Pneumonia: Asthma affects the airways and breathing. This can affect how long it takes for you to recover from pneumonia. This infection causes inflammation in the lungs. Symptoms include difficulty breathing, a fever, chest pain, and a rapid heartbeat. But asthma doesn’t increase your risk for pneumonia.
Mental health: One review examining previous studies found that people with asthma had a higher rate of psychiatric disorders than those who didn’t. This increased incidence is more common with cases of depression and anxiety. Another concluded that depression was associated with a 43 increased risk for developing adult-onset asthma. But the link between mental health conditions and asthma has not been widely studied.
Asthma complications occur for various reasons. Common flare-up triggers include frequent or heavy exposure to irritants or allergens, such as:

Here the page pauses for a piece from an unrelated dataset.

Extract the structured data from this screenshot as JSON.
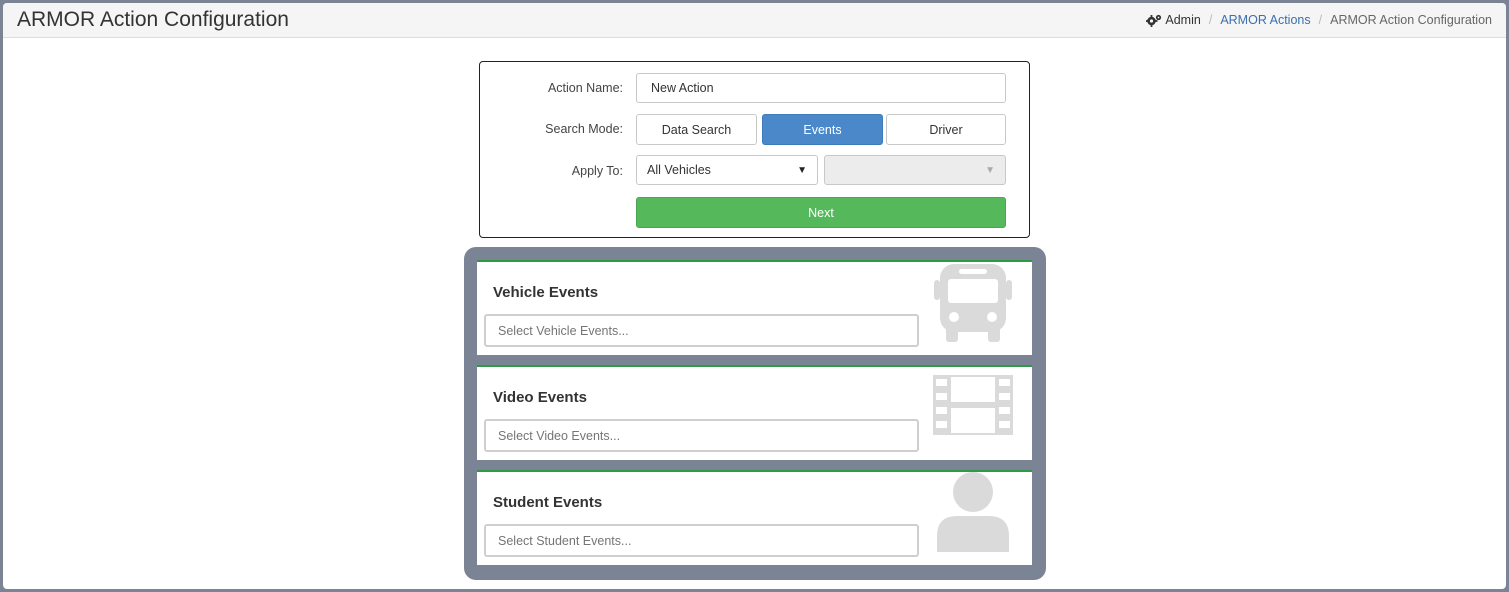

- dust mites
- pet dander
- cigarette smoke
- household cleaners
In addition, some people are more prone to flare-ups after participating in physical activity. This is known as exercise–induced asthma.
Emotional and medical factors can also trigger asthma complications. Stress or anxiety can worsen asthma symptoms. A cold or acid reflux can do the same. Some people also experience asthma symptoms after taking certain medications, such as aspirin or ibuprofen.
Talk to your doctor to learn how to identify your individual triggers. Knowing them can help you manage your asthma. Keep a record of each attack or flare-up to pinpoint the underlying cause.
Asthma can be a serious condition, but with proper care, it’s possible to live a healthy, active life. Treatment can help you control and manage your symptoms. Although you can't prevent asthma, you can prevent asthma attacks.
Since exercise can strengthen your lungs, ask your doctor about safe options, and gradually increase the intensity of your workouts. Don’t hesitate to seek emergency medical treatment if your symptoms don’t improve after using your inhaler.